Frieda always felt a strong connection to Israel, but she did not visit until she was in her twenties.  She saw her tour guide’s home in Shomron and recognized its biblical significance. “I was struck by how the settlers lived so close to danger, without modern necessities, and the sacrifices they were making to hold on to the land for us.”

Freida’s second education, as she calls it, began in 2015 when she attended her first AIPAC Policy Conference in DC.  A handful of community members attended. Sam Sutton encouraged Jack Ashkenazie to attend the AIPAC conference and to get the community involved. Jack and his wife Regine invited the Franco’s to join them in 2015.

Frieda walked into the convention center, and was floored, “Eighteen thousand people were all there for the same reason, to promote and preserve the relationship between the U.S. and Israel.”

She asked many questions, as she was not yet familiar with all the politics. What struck her at the conference was the strong connection she felt with the other participants.  

Frieda met and listened to people from different walks of life who had a deep commitment to  Israel and had become staunch supporters.

“We heard about a family from upstate NY that loves hiking, and it was becoming more difficult for their son with cerebral palsy to join them.  An Israeli company invented a backpack for soldiers in the field to carry back the injured and still hold their guns.
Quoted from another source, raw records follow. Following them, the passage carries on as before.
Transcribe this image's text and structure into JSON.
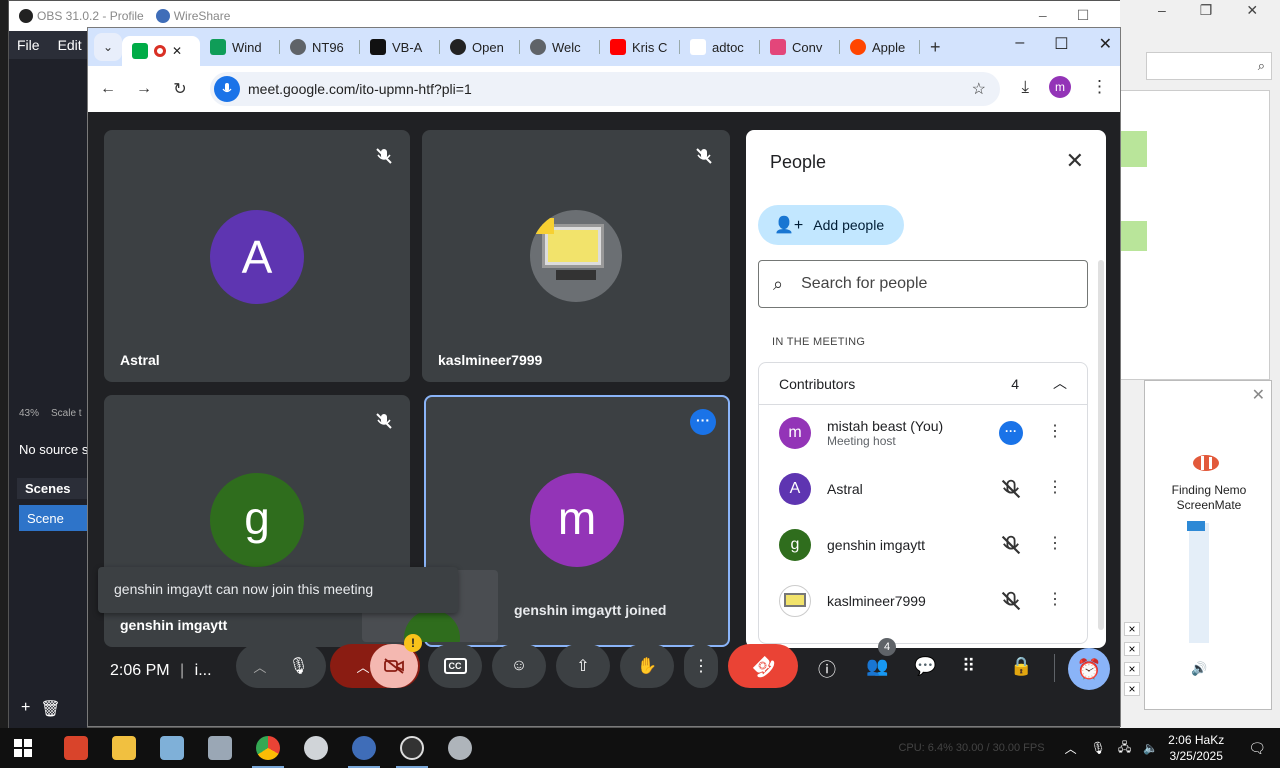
{
  "obs": {
    "title": "OBS 31.0.2 - Profile",
    "menu": [
      "File",
      "Edit"
    ],
    "zoom": "43%",
    "scale_label": "Scale t",
    "no_source": "No source s",
    "scenes_header": "Scenes",
    "scene_item": "Scene"
  },
  "wireshare": {
    "title": "WireShare"
  },
  "chrome": {
    "tabs": [
      {
        "label": "",
        "icon": "meet-icon",
        "color": "#00ac47",
        "active": true
      },
      {
        "label": "Wind",
        "icon": "sheets-icon",
        "color": "#0f9d58"
      },
      {
        "label": "NT96",
        "icon": "globe-icon",
        "color": "#5f6368"
      },
      {
        "label": "VB-A",
        "icon": "vb-icon",
        "color": "#111111"
      },
      {
        "label": "Open",
        "icon": "openai-icon",
        "color": "#222222"
      },
      {
        "label": "Welc",
        "icon": "globe-icon",
        "color": "#5f6368"
      },
      {
        "label": "Kris C",
        "icon": "youtube-icon",
        "color": "#ff0000"
      },
      {
        "label": "adtoc",
        "icon": "blank-icon",
        "color": "#ffffff"
      },
      {
        "label": "Conv",
        "icon": "convert-icon",
        "color": "#e3467a"
      },
      {
        "label": "Apple",
        "icon": "reddit-icon",
        "color": "#ff4500"
      }
    ],
    "url": "meet.google.com/ito-upmn-htf?pli=1",
    "profile_initial": "m"
  },
  "meet": {
    "tiles": [
      {
        "name": "Astral",
        "initial": "A",
        "color": "#5e35b1"
      },
      {
        "name": "kaslmineer7999",
        "initial": "",
        "color": ""
      },
      {
        "name": "genshin imgaytt",
        "initial": "g",
        "color": "#2f6d1d"
      },
      {
        "name": "",
        "initial": "m",
        "color": "#9334b7"
      }
    ],
    "toast": "genshin imgaytt can now join this meeting",
    "joined_notice": "genshin imgaytt joined",
    "time": "2:06 PM",
    "meeting_code_short": "i...",
    "people_count_badge": "4"
  },
  "people": {
    "title": "People",
    "add_label": "Add people",
    "search_placeholder": "Search for people",
    "section": "IN THE MEETING",
    "group_label": "Contributors",
    "group_count": "4",
    "members": [
      {
        "name": "mistah beast (You)",
        "sub": "Meeting host",
        "initial": "m",
        "color": "#9334b7"
      },
      {
        "name": "Astral",
        "sub": "",
        "initial": "A",
        "color": "#5e35b1"
      },
      {
        "name": "genshin imgaytt",
        "sub": "",
        "initial": "g",
        "color": "#2f6d1d"
      },
      {
        "name": "kaslmineer7999",
        "sub": "",
        "initial": "",
        "color": ""
      }
    ]
  },
  "nemo": {
    "title_line1": "Finding Nemo",
    "title_line2": "ScreenMate"
  },
  "taskbar": {
    "status": "CPU: 6.4%   30.00 / 30.00 FPS",
    "time": "2:06 HaKz",
    "date": "3/25/2025"
  }
}
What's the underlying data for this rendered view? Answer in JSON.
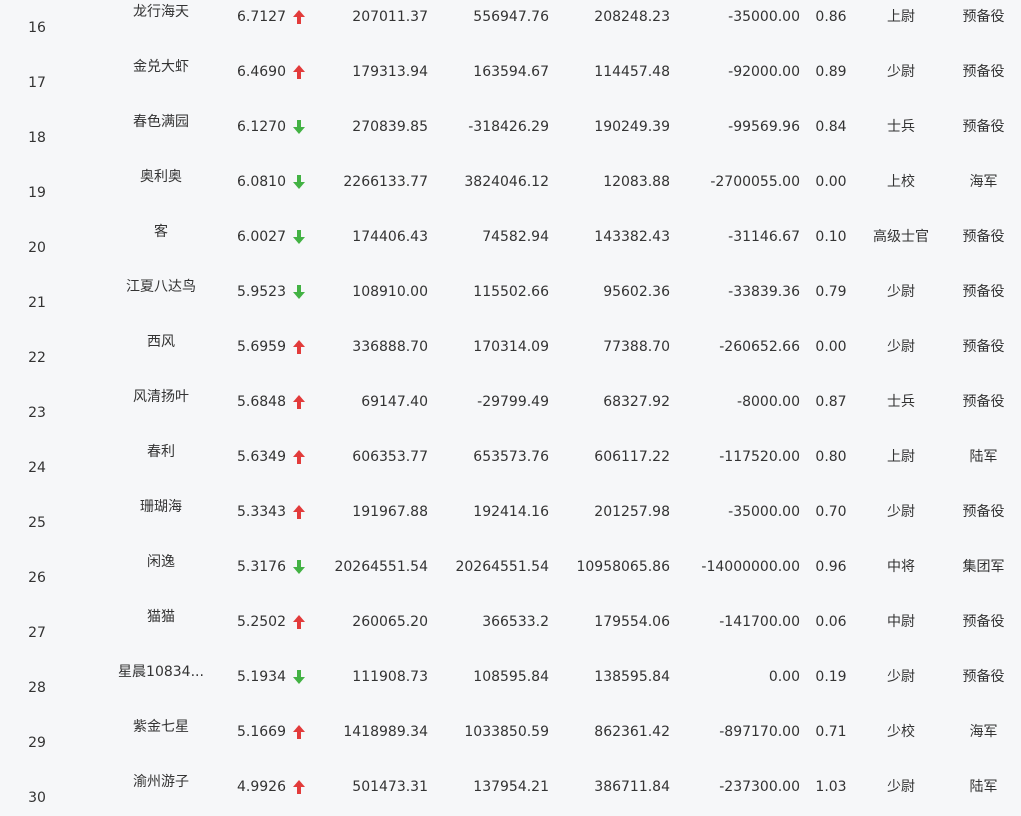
{
  "colors": {
    "up": "#e23b3b",
    "down": "#43b244",
    "background": "#f6f7f9",
    "text": "#333333"
  },
  "rows": [
    {
      "rank": "16",
      "name": "龙行海天",
      "score": "6.7127",
      "trend": "up",
      "v1": "207011.37",
      "v2": "556947.76",
      "v3": "208248.23",
      "v4": "-35000.00",
      "v5": "0.86",
      "title": "上尉",
      "branch": "预备役"
    },
    {
      "rank": "17",
      "name": "金兑大虾",
      "score": "6.4690",
      "trend": "up",
      "v1": "179313.94",
      "v2": "163594.67",
      "v3": "114457.48",
      "v4": "-92000.00",
      "v5": "0.89",
      "title": "少尉",
      "branch": "预备役"
    },
    {
      "rank": "18",
      "name": "春色满园",
      "score": "6.1270",
      "trend": "down",
      "v1": "270839.85",
      "v2": "-318426.29",
      "v3": "190249.39",
      "v4": "-99569.96",
      "v5": "0.84",
      "title": "士兵",
      "branch": "预备役"
    },
    {
      "rank": "19",
      "name": "奥利奥",
      "score": "6.0810",
      "trend": "down",
      "v1": "2266133.77",
      "v2": "3824046.12",
      "v3": "12083.88",
      "v4": "-2700055.00",
      "v5": "0.00",
      "title": "上校",
      "branch": "海军"
    },
    {
      "rank": "20",
      "name": "客",
      "score": "6.0027",
      "trend": "down",
      "v1": "174406.43",
      "v2": "74582.94",
      "v3": "143382.43",
      "v4": "-31146.67",
      "v5": "0.10",
      "title": "高级士官",
      "branch": "预备役"
    },
    {
      "rank": "21",
      "name": "江夏八达鸟",
      "score": "5.9523",
      "trend": "down",
      "v1": "108910.00",
      "v2": "115502.66",
      "v3": "95602.36",
      "v4": "-33839.36",
      "v5": "0.79",
      "title": "少尉",
      "branch": "预备役"
    },
    {
      "rank": "22",
      "name": "西风",
      "score": "5.6959",
      "trend": "up",
      "v1": "336888.70",
      "v2": "170314.09",
      "v3": "77388.70",
      "v4": "-260652.66",
      "v5": "0.00",
      "title": "少尉",
      "branch": "预备役"
    },
    {
      "rank": "23",
      "name": "风清扬叶",
      "score": "5.6848",
      "trend": "up",
      "v1": "69147.40",
      "v2": "-29799.49",
      "v3": "68327.92",
      "v4": "-8000.00",
      "v5": "0.87",
      "title": "士兵",
      "branch": "预备役"
    },
    {
      "rank": "24",
      "name": "春利",
      "score": "5.6349",
      "trend": "up",
      "v1": "606353.77",
      "v2": "653573.76",
      "v3": "606117.22",
      "v4": "-117520.00",
      "v5": "0.80",
      "title": "上尉",
      "branch": "陆军"
    },
    {
      "rank": "25",
      "name": "珊瑚海",
      "score": "5.3343",
      "trend": "up",
      "v1": "191967.88",
      "v2": "192414.16",
      "v3": "201257.98",
      "v4": "-35000.00",
      "v5": "0.70",
      "title": "少尉",
      "branch": "预备役"
    },
    {
      "rank": "26",
      "name": "闲逸",
      "score": "5.3176",
      "trend": "down",
      "v1": "20264551.54",
      "v2": "20264551.54",
      "v3": "10958065.86",
      "v4": "-14000000.00",
      "v5": "0.96",
      "title": "中将",
      "branch": "集团军"
    },
    {
      "rank": "27",
      "name": "猫猫",
      "score": "5.2502",
      "trend": "up",
      "v1": "260065.20",
      "v2": "366533.2",
      "v3": "179554.06",
      "v4": "-141700.00",
      "v5": "0.06",
      "title": "中尉",
      "branch": "预备役"
    },
    {
      "rank": "28",
      "name": "星晨10834...",
      "score": "5.1934",
      "trend": "down",
      "v1": "111908.73",
      "v2": "108595.84",
      "v3": "138595.84",
      "v4": "0.00",
      "v5": "0.19",
      "title": "少尉",
      "branch": "预备役"
    },
    {
      "rank": "29",
      "name": "紫金七星",
      "score": "5.1669",
      "trend": "up",
      "v1": "1418989.34",
      "v2": "1033850.59",
      "v3": "862361.42",
      "v4": "-897170.00",
      "v5": "0.71",
      "title": "少校",
      "branch": "海军"
    },
    {
      "rank": "30",
      "name": "渝州游子",
      "score": "4.9926",
      "trend": "up",
      "v1": "501473.31",
      "v2": "137954.21",
      "v3": "386711.84",
      "v4": "-237300.00",
      "v5": "1.03",
      "title": "少尉",
      "branch": "陆军"
    }
  ]
}
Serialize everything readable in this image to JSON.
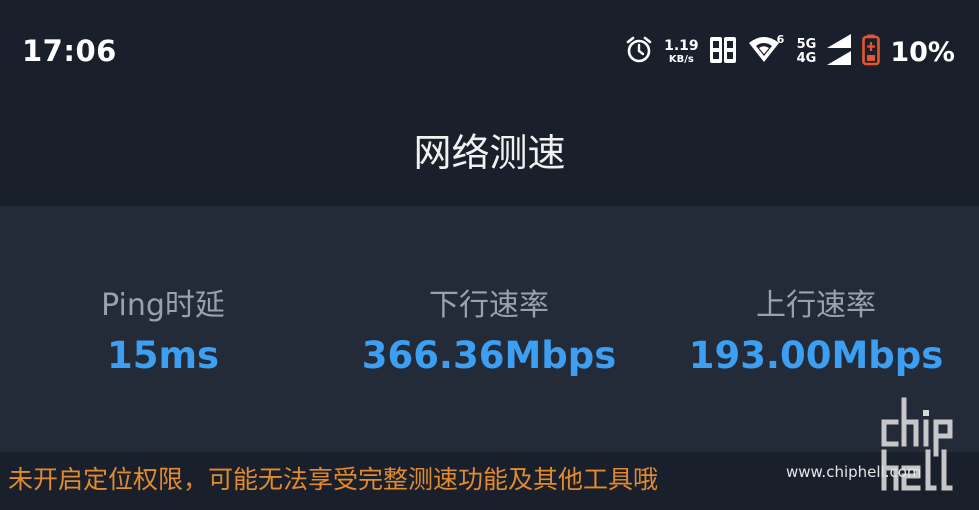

The parents were introduced to this Israeli firm and the specialized backpack changed their lives.”

Returning home from the conference, Frieda kicked off her second education. She followed the news, read books about politics and Israel, and continued to ask questions. The first time she joined a lobbying trip to Capitol Hill, she did not speak.  On subsequent trips, she grew secure enough to speak up.  For Frieda, advocating for Israel became a privilege.

The Franco’s helped introduce AIPAC to the Brooklyn Sephardic community, hosting events, Shabbatons, and speakers.  They took community members to the AIPAC Policy Conference to experience Israel advocacy for themselves. When the Sephardic Council was established by Jack Ashkenazie, Frieda joined with other community leaders who recognized the value of Israel advocacy and could spread the word.

At the March 2020 Policy Conference, over 500 Sephardic community members from Brooklyn, Deal, and Manhattan attended.

To Frieda, her AIPAC advocacy is not just an expression of her love for Israel.  It’s about educating others to be informed advocates for the Jewish state. Her goal is to bolster the U.S. – Israel relationship, to ensure that the Abraham Accords continue, and to make certain that Israel receives the $3.8 billion of security assistance approved by Congress annually.  The trips to Israel that AIPAC arranges for freshmen members of Congress and candidates are key to understanding the politics of the region in a way one  cannot grasp through just watching the news. These trips help to promote AIPAC’s mission, to maintain a strong U.S.-Israel relationship.

Passions, Pursuits, and Community

To unplug, Frieda loves to read, bake, practice yoga (which she says is so good for the body and the soul), and to give in any way she can to her family.

The Franco’s participated in the AIPAC Minyan Mission to the United Arab Emirates, and were thrilled to meet local officials, hear both Arab and Jewish views on Israel, and see the excitement and commitment to the Abraham Accords.

Returning home, Frieda realized how blessed we are to witness Israel’s growth and prosperity, to raise our children in a Torah environment and in a community that encourages them to stay true to their traditions.  For Frieda, community life is about Shabbat dinners, living close to relatives, hesed and tzedakah on a high level, and living in one of the most tolerant places for Jews in the Diaspora.  Today, we are citizens with the right to vote and impact our own  government, as well as help assure the security and safety of the State of Israel.

Connect with Frieda at


Ellen Geller Kamaras, CPA/MBA, is an International Coach Federation (ICF) Associate Certified Coach.  Her coaching specialties include life, career, and dating coaching.  Ellen is active in her community and is currently the Vice-President of Congregation Bnai Avraham in Brooklyn Heights.  She can be contacted at  (